* [WORK ORDER] Using the records below, locate all lines containing "Mindest" and return them.

* [INPUT]
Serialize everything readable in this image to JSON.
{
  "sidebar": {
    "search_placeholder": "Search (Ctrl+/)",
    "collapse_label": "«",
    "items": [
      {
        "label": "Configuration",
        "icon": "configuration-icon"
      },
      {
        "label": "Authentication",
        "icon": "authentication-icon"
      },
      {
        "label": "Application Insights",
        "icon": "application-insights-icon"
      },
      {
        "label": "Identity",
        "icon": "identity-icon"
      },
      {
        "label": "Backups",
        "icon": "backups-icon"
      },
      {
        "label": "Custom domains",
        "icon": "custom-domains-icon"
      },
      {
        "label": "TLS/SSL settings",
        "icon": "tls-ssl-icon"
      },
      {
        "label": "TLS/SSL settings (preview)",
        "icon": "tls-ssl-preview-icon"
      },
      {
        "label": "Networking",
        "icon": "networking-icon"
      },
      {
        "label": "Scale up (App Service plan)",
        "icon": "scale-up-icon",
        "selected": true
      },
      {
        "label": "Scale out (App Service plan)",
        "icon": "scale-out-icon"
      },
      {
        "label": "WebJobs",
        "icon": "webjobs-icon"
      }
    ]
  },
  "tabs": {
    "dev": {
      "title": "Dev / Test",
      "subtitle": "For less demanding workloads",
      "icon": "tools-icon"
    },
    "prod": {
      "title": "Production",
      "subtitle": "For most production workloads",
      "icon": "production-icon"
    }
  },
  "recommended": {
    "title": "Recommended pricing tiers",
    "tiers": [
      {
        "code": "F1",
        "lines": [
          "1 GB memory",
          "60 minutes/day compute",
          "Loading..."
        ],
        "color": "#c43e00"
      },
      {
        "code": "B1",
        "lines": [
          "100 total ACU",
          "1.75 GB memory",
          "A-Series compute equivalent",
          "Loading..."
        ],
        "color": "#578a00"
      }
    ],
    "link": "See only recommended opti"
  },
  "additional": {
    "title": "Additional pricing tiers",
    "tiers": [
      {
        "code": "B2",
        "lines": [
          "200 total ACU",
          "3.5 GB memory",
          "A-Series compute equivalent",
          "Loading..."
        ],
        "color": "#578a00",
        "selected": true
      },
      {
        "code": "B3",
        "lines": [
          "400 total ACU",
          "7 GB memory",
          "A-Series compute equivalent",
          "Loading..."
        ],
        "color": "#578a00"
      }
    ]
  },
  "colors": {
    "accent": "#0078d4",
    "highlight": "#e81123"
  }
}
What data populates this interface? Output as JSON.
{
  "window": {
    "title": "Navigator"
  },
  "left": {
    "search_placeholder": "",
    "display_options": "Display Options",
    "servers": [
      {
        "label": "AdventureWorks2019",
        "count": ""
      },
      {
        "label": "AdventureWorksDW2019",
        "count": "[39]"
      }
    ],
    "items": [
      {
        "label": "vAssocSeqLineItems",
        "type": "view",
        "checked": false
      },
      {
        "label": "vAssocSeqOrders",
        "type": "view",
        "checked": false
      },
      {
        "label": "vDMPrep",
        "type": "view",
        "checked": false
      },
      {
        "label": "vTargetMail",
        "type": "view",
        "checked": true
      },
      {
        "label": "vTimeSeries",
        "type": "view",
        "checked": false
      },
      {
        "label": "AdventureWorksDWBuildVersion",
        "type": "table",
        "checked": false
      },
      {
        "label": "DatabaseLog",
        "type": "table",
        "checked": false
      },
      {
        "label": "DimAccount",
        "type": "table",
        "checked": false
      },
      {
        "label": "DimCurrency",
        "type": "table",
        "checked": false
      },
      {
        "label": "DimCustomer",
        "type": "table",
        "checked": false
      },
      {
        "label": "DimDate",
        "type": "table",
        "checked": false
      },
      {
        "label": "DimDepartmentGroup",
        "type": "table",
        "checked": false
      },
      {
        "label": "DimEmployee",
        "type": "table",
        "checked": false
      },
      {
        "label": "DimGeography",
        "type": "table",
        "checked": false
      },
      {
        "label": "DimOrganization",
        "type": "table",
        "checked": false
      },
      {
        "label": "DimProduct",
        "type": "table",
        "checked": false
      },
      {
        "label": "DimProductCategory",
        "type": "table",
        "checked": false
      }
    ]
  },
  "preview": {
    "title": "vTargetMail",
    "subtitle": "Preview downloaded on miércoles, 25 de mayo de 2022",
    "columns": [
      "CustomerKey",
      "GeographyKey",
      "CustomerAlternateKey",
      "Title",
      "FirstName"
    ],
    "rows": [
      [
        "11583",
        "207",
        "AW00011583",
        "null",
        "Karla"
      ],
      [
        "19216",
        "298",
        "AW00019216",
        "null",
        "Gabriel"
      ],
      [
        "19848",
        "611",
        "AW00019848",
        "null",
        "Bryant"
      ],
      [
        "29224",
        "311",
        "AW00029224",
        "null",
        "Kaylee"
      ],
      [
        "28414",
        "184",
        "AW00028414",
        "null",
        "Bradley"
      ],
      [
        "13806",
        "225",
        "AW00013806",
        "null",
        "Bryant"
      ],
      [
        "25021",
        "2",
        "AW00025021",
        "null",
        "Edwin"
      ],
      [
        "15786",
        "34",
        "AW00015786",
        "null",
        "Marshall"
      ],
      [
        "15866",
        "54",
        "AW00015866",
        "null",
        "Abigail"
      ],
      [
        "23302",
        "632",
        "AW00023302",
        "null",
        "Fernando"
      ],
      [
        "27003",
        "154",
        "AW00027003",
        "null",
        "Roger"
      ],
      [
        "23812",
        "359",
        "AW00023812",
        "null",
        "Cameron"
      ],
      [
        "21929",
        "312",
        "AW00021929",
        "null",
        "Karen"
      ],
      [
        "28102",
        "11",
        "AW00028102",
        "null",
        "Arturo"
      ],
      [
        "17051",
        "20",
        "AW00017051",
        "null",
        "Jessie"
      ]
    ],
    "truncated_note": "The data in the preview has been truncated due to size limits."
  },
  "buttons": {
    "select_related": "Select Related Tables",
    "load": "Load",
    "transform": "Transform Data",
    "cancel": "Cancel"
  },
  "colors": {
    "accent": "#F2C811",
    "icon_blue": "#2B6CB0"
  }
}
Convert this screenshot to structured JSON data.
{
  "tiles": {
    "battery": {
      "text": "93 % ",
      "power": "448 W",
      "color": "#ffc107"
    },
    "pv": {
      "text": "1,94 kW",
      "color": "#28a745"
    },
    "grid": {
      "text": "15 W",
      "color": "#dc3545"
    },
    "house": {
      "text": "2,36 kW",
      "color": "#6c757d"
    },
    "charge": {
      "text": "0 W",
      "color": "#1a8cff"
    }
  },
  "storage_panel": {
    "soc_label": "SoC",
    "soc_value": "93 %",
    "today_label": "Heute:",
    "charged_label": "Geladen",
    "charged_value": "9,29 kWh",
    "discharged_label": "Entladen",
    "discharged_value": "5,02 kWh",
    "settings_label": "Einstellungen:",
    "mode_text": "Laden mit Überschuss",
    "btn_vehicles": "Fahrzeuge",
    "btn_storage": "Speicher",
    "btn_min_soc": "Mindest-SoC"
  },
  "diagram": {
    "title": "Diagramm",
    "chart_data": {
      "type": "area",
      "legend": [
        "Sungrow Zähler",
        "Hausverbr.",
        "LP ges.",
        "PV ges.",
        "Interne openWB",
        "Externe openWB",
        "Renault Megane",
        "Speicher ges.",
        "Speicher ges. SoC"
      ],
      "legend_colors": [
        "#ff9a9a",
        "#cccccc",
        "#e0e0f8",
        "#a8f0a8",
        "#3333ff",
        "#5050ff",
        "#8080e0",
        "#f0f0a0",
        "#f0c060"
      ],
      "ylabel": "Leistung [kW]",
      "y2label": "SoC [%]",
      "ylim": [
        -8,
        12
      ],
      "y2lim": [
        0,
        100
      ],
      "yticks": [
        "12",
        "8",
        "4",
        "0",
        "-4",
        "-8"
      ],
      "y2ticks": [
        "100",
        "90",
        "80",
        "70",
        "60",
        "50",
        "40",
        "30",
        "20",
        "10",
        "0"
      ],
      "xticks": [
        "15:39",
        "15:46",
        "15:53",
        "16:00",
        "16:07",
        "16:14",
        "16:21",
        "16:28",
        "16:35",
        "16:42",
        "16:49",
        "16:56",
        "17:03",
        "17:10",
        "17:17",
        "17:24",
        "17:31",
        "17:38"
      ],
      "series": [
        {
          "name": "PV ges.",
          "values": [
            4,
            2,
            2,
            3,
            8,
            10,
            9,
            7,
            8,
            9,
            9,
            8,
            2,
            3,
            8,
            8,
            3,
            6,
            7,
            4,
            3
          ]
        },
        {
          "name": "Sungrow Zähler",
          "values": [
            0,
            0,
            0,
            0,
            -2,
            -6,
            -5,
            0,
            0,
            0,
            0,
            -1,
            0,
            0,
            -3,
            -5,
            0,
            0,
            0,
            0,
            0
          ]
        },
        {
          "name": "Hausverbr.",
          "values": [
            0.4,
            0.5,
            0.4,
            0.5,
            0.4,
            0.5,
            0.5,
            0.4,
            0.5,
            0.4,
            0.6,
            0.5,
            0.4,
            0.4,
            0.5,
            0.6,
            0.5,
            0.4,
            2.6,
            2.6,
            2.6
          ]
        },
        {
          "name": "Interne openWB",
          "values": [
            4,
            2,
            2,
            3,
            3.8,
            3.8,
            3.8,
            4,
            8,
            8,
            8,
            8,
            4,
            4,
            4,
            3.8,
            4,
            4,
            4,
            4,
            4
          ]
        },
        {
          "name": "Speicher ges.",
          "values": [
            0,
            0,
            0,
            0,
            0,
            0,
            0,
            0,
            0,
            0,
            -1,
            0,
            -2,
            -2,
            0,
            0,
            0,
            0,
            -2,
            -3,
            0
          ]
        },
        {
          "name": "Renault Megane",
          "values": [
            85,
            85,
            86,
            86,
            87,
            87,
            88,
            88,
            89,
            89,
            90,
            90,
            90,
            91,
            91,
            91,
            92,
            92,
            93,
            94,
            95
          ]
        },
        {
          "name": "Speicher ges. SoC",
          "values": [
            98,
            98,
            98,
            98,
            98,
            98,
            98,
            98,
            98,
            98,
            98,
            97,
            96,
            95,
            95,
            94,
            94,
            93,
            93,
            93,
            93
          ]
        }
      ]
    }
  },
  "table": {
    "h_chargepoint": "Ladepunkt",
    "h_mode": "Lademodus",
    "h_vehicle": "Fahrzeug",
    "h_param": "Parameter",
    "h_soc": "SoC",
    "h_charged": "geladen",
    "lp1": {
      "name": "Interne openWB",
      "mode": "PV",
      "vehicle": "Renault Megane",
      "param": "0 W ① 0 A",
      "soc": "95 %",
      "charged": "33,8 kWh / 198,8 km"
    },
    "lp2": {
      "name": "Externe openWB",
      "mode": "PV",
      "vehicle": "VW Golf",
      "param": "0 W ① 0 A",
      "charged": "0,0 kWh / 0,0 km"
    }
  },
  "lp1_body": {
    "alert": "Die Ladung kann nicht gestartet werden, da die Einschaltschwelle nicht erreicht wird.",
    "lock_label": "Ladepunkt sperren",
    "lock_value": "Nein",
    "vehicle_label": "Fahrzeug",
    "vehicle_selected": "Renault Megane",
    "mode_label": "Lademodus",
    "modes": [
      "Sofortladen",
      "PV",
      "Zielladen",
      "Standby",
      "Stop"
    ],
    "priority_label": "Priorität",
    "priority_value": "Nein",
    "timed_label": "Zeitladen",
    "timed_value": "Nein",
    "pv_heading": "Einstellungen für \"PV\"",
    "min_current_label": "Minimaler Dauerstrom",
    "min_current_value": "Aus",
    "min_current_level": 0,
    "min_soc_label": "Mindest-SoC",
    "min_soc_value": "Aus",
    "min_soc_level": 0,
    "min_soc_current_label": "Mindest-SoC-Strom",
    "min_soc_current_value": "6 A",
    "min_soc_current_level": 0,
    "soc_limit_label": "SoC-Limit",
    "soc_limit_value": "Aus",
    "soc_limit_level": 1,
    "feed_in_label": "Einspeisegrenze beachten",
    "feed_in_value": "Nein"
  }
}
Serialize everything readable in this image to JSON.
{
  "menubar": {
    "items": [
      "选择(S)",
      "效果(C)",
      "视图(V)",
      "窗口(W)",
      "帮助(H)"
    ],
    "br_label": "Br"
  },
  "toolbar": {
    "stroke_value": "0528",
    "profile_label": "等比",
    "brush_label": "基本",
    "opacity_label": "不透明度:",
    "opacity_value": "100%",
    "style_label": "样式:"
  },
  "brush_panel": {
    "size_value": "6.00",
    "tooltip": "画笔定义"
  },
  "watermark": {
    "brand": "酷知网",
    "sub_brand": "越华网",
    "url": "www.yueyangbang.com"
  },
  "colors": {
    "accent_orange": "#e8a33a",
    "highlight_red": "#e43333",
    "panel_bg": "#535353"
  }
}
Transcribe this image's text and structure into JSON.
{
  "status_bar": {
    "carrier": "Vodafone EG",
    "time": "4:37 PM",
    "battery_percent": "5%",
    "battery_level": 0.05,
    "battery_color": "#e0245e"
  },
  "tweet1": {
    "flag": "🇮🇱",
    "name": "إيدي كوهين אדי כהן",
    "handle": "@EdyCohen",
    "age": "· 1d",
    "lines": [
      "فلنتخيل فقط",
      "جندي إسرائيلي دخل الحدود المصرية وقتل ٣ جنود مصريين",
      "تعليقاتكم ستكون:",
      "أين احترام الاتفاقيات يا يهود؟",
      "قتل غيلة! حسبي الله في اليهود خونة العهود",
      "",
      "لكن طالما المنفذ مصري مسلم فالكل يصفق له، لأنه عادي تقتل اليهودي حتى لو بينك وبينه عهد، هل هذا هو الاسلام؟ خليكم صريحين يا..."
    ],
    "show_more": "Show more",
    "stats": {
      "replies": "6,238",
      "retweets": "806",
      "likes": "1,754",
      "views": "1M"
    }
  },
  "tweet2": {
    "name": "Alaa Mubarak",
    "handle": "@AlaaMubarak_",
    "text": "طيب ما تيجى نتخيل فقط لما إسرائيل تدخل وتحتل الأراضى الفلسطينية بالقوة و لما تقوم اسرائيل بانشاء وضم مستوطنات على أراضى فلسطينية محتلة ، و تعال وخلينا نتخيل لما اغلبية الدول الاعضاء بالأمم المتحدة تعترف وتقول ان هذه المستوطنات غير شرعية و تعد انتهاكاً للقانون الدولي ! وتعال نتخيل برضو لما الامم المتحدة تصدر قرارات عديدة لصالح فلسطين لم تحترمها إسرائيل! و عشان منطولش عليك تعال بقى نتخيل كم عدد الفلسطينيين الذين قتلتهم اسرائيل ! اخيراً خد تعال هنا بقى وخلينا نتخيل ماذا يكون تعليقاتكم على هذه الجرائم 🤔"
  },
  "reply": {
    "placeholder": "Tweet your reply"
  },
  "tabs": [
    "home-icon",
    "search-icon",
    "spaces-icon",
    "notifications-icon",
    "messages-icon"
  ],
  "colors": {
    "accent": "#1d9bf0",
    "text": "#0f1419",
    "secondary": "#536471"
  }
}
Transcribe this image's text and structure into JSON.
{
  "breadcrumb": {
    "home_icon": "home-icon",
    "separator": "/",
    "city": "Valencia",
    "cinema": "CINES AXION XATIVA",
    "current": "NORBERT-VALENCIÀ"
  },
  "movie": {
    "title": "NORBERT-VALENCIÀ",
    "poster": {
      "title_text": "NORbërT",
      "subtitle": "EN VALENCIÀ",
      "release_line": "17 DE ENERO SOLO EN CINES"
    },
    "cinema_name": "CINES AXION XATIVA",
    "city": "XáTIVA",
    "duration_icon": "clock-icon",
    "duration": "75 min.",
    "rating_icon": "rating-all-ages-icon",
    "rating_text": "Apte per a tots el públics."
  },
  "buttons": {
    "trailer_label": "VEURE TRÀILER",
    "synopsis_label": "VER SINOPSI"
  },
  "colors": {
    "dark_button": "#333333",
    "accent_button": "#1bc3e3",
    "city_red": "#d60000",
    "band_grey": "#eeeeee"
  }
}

* [SOLUTION TO THIS EXERCISE]
    "btn_min_soc": "Mindest-SoC"
    "min_soc_label": "Mindest-SoC",
    "min_soc_current_label": "Mindest-SoC-Strom",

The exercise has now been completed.